tableau consisting of a Mosasaurus skull with a vividly colored 13¼-inch ammonite positioned in its jaws. The gaping mouth, with its array of spiky upper and lower teeth, provides a stark reminder of why the Mosasaurus species was so widely feared 65 million years ago. The 32-inch-long skull of a reptilian creature many times the size of a modern-day great white shark was “wired for intimidation,” Chait said. The double-fossil display of skull with ammonite could make $30,000-$38,000 at auction.
Other fascinating animal fossils include the rare skull of an ancient South American penguin (Lot 281), est. $2,500-$3,500; a baby Triceratops skull (Lot 311), est. $25,000-$35,000; and the large, powerful-looking tail of a Hadrosaur (Lot 303) in whip-like pose, est. $20,000-$25,000. An extraordinary fossilized Rhamphorhynchus muensteri, or pterodactyl (Lot 312), documents one of the first vertebrates to make the transformation to flight. Wings are clearly present on the form of its hollow-boned, lightweight body captured within a limestone slab. Estimate: $70,000-$80,000.
Many collectors jump at the chance to acquire distinctive parts from prehistoric animals. Several outstanding entries in the upcoming sale would fit the bill nicely, starting with the brow horn of a Triceratops horridus (Lot 306) from the Hell Creek Formation in South Dakota. An immense 33 inches in length on an ebonized metal display stand, it is expected to attract a top bid of $10,000-$12,000.
A well-preserved Tyrannosaurus rex tooth (Lot 307) is estimated at $10,000-$12,000; while a nicely delineated Raptor claw (Lot 310), 65-68 million years old, could scratch up $2,000-$2,500.

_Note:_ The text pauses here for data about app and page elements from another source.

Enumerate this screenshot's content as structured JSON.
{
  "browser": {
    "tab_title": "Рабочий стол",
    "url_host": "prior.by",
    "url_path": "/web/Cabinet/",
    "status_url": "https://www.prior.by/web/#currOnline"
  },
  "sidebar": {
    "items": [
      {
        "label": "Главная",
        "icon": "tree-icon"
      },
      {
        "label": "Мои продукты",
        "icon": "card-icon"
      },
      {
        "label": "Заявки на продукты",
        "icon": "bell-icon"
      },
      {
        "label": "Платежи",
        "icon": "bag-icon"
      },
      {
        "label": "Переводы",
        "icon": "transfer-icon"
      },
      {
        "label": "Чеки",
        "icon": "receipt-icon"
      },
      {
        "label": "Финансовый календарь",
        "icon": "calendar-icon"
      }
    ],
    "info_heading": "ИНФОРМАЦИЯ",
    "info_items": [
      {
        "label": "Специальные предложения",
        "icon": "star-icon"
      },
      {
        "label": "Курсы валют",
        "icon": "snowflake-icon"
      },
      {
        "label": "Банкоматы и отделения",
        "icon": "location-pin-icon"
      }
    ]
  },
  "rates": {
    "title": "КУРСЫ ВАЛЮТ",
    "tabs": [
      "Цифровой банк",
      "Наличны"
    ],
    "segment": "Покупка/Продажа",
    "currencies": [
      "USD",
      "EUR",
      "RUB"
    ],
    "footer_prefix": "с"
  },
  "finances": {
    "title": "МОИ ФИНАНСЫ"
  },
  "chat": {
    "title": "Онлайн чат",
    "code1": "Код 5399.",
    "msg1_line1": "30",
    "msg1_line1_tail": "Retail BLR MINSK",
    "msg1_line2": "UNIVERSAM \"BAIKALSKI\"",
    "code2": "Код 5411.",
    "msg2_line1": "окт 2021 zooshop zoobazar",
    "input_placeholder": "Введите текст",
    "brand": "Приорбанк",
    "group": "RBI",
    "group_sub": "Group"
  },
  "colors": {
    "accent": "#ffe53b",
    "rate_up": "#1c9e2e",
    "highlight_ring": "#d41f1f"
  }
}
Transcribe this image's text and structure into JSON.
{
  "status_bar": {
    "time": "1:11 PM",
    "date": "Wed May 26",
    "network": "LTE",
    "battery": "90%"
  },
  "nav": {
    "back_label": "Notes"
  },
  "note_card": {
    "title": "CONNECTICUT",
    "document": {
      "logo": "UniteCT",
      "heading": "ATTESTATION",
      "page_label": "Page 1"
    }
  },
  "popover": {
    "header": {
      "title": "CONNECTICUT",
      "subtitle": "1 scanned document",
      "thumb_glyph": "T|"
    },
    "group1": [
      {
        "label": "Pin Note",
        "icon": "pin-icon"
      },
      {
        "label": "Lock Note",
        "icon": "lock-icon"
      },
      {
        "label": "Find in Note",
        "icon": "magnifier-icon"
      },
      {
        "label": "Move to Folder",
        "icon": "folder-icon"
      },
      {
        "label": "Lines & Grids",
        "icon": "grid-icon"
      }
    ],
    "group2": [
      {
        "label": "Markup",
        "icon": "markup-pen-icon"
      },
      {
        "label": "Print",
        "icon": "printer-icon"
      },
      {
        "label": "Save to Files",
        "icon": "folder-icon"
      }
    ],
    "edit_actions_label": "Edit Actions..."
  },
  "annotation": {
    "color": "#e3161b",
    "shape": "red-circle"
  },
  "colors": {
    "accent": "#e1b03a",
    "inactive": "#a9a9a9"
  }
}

The precious gems section could not have a more regal centerpiece than the exquisite marine-life chess set (Lot 97) designed by gemologist and jewelry designer Sylvia Quispe, Idar-Oberstein, Germany. Truly the crème de la crème of chess sets, its 32 playing pieces replicate sea creatures crafted from rich purple Tanzanian rubies and royal blue Afghan lapis with solid 18K gold. The ruby pieces are mounted on Peruvian pink opal seashell and starfish bases, while those of lapis are raised on quartz. The playing board is, itself, a work of art, with alternating squares of quartz and black obsidian. The set is housed in a handsome mahogany box. Fit for a king – or modern-day kingmaker – this masterpiece of uncompromising quality is estimated at $150,000-$170,000.
Mineral specimens are led by a sensational gold nugget with natural quartz (Lot 23) that was discovered in the Australian state of Victoria. The intense yellow color of the metal denotes an exceptionally high carat content, and its gold content, alone, weighs in at a robust 3100g (99.67 ozt). Exceptional by any standards, it could realize an auction price of $275,000-$325,000.
A premier example of a Canadian iridescent ammonite (Lot 271) from the Bearpaw Formation, Southern Alberta, Canada is a biogenic gemstone that would top many a collector’s wish list, this 17in ammonite gleams with electrifying colors and could fetch $38,000-$45,000 at auction. Another mineral highlight is a large, complete meteorite (Lot 220) from the famous fall at Campo del Cielo,